■ **ACTIVITY**:
Could you return each line below without altering a word?

■ **SUPPLIED MATERIAL**:
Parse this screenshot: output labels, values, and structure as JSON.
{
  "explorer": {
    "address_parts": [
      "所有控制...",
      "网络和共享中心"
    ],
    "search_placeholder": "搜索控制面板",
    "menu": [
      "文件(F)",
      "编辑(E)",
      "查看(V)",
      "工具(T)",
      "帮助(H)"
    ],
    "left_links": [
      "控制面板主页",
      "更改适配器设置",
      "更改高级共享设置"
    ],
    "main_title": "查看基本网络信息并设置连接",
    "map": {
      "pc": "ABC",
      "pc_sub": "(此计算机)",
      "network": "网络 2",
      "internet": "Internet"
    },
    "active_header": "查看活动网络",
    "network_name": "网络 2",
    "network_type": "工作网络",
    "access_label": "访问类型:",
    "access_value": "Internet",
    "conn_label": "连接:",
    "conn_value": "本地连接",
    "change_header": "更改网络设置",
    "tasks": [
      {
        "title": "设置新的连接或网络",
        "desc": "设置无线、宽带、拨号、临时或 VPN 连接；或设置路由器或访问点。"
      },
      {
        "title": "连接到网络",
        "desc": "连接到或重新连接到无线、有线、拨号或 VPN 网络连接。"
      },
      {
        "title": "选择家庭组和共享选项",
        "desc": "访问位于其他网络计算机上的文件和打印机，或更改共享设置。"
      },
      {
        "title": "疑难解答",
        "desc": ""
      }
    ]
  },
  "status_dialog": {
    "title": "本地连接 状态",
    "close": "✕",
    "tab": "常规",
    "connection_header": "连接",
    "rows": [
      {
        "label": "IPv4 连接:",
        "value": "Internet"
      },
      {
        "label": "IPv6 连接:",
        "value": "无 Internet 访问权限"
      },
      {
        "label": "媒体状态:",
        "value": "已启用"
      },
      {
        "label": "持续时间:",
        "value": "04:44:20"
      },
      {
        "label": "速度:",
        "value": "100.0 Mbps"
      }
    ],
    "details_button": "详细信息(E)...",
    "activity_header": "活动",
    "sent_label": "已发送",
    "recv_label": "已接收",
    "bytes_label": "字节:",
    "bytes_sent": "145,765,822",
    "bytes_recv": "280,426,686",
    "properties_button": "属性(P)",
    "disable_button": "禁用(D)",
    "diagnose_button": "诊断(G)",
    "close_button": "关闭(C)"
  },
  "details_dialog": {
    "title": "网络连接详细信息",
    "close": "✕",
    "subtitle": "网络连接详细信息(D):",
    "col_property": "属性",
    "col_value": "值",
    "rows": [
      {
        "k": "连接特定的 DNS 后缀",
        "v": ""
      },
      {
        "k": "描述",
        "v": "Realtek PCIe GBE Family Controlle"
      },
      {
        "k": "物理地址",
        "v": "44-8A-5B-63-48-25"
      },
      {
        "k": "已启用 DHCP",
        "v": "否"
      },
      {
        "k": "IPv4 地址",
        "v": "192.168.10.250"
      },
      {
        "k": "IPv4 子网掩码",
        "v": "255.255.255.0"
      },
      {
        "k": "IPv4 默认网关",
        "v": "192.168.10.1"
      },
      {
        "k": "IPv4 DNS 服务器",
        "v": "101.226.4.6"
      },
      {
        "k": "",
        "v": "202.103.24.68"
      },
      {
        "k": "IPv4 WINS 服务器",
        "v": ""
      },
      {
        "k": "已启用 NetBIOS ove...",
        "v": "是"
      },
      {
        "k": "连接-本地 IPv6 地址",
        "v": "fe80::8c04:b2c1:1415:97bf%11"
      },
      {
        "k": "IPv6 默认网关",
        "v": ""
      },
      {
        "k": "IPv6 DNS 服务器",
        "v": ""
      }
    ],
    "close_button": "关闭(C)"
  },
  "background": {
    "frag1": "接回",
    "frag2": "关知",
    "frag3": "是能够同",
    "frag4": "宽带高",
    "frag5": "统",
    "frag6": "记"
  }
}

■ **ANSWER BOX**:
Parse this screenshot: output labels, values, and structure as JSON.
{
  "explorer": {
    "address_parts": [
      "所有控制...",
      "网络和共享中心"
    ],
    "search_placeholder": "搜索控制面板",
    "menu": [
      "文件(F)",
      "编辑(E)",
      "查看(V)",
      "工具(T)",
      "帮助(H)"
    ],
    "left_links": [
      "控制面板主页",
      "更改适配器设置",
      "更改高级共享设置"
    ],
    "main_title": "查看基本网络信息并设置连接",
    "map": {
      "pc": "ABC",
      "pc_sub": "(此计算机)",
      "network": "网络 2",
      "internet": "Internet"
    },
    "active_header": "查看活动网络",
    "network_name": "网络 2",
    "network_type": "工作网络",
    "access_label": "访问类型:",
    "access_value": "Internet",
    "conn_label": "连接:",
    "conn_value": "本地连接",
    "change_header": "更改网络设置",
    "tasks": [
      {
        "title": "设置新的连接或网络",
        "desc": "设置无线、宽带、拨号、临时或 VPN 连接；或设置路由器或访问点。"
      },
      {
        "title": "连接到网络",
        "desc": "连接到或重新连接到无线、有线、拨号或 VPN 网络连接。"
      },
      {
        "title": "选择家庭组和共享选项",
        "desc": "访问位于其他网络计算机上的文件和打印机，或更改共享设置。"
      },
      {
        "title": "疑难解答",
        "desc": ""
      }
    ]
  },
  "status_dialog": {
    "title": "本地连接 状态",
    "close": "✕",
    "tab": "常规",
    "connection_header": "连接",
    "rows": [
      {
        "label": "IPv4 连接:",
        "value": "Internet"
      },
      {
        "label": "IPv6 连接:",
        "value": "无 Internet 访问权限"
      },
      {
        "label": "媒体状态:",
        "value": "已启用"
      },
      {
        "label": "持续时间:",
        "value": "04:44:20"
      },
      {
        "label": "速度:",
        "value": "100.0 Mbps"
      }
    ],
    "details_button": "详细信息(E)...",
    "activity_header": "活动",
    "sent_label": "已发送",
    "recv_label": "已接收",
    "bytes_label": "字节:",
    "bytes_sent": "145,765,822",
    "bytes_recv": "280,426,686",
    "properties_button": "属性(P)",
    "disable_button": "禁用(D)",
    "diagnose_button": "诊断(G)",
    "close_button": "关闭(C)"
  },
  "details_dialog": {
    "title": "网络连接详细信息",
    "close": "✕",
    "subtitle": "网络连接详细信息(D):",
    "col_property": "属性",
    "col_value": "值",
    "rows": [
      {
        "k": "连接特定的 DNS 后缀",
        "v": ""
      },
      {
        "k": "描述",
        "v": "Realtek PCIe GBE Family Controlle"
      },
      {
        "k": "物理地址",
        "v": "44-8A-5B-63-48-25"
      },
      {
        "k": "已启用 DHCP",
        "v": "否"
      },
      {
        "k": "IPv4 地址",
        "v": "192.168.10.250"
      },
      {
        "k": "IPv4 子网掩码",
        "v": "255.255.255.0"
      },
      {
        "k": "IPv4 默认网关",
        "v": "192.168.10.1"
      },
      {
        "k": "IPv4 DNS 服务器",
        "v": "101.226.4.6"
      },
      {
        "k": "",
        "v": "202.103.24.68"
      },
      {
        "k": "IPv4 WINS 服务器",
        "v": ""
      },
      {
        "k": "已启用 NetBIOS ove...",
        "v": "是"
      },
      {
        "k": "连接-本地 IPv6 地址",
        "v": "fe80::8c04:b2c1:1415:97bf%11"
      },
      {
        "k": "IPv6 默认网关",
        "v": ""
      },
      {
        "k": "IPv6 DNS 服务器",
        "v": ""
      }
    ],
    "close_button": "关闭(C)"
  },
  "background": {
    "frag1": "接回",
    "frag2": "关知",
    "frag3": "是能够同",
    "frag4": "宽带高",
    "frag5": "统",
    "frag6": "记"
  }
}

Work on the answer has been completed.